[[email protected]]$ sudo dnf update
 
We trust you have received the usual lecture from the local System
Administrator. It usually boils down to these three things:
 
    #1) Respect the privacy of others.
    #2) Think before you type.
    #3) With great power comes great responsibility.
 
[sudo] password for neil:
Updating Subscription Management repositories.
.
.

The reason for raising this issue so early in the book is that many of the command-line examples outlined in this book will require root privileges. Rather than repetitively preface every command-line example with directions to run the command as root, the command prompt at the start of the line will be used to indicate whether or not the command needs to be performed as root. If the command can be run as a regular user, the command will be prefixed with a $ command prompt as follows:

$ date

If, on the other hand, the command requires root privileges, the command will be preceded by a # command prompt:

# dnf install openssh

Errata

While we make every effort to ensure the accuracy of the content of this book, it is inevitable that a book covering a subject area of this size and complexity may include some errors and oversights. Any known issues with the book will be outlined, together with solutions, at the following URL:

https://www.ebookfrenzy.com/errata/rhel8.html


You are reading a sample chapter from the Red Hat Enterprise Linux 8 (RHEL 8) Essentials book.

Purchase a full copy of Red Hat Enterprise Linux 8 (RHEL 8) Essentials in eBook ($24.99) or Print ($36.99) format

Red Hat Enterprise Linux 8 Essentials Print and eBook (ePub/PDF/Kindle) editions contain 31 chapters and over 250 pages
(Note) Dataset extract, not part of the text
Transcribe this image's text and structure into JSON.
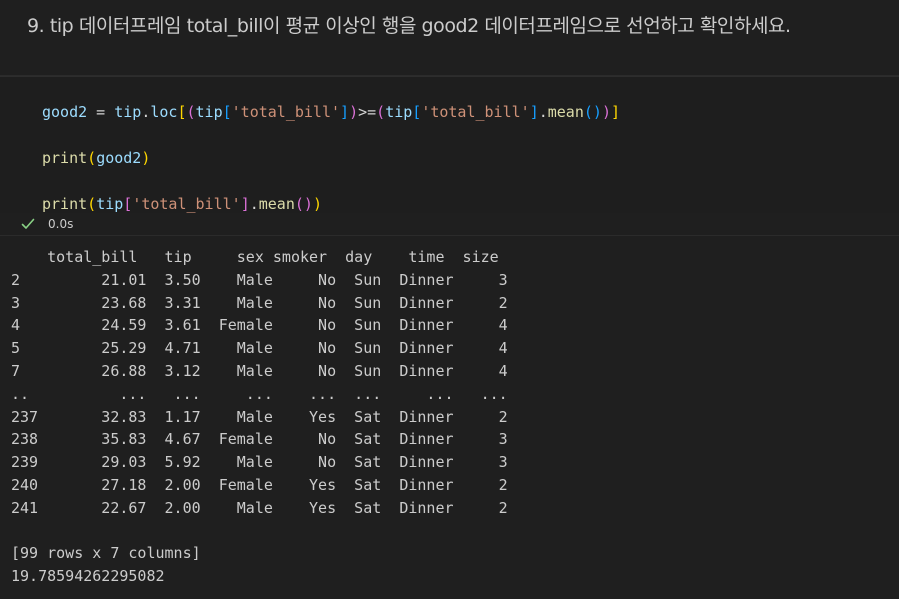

Buy Print Preview Book



PreviousTable of ContentsNext
Table of ContentsThe History of Red Hat Linux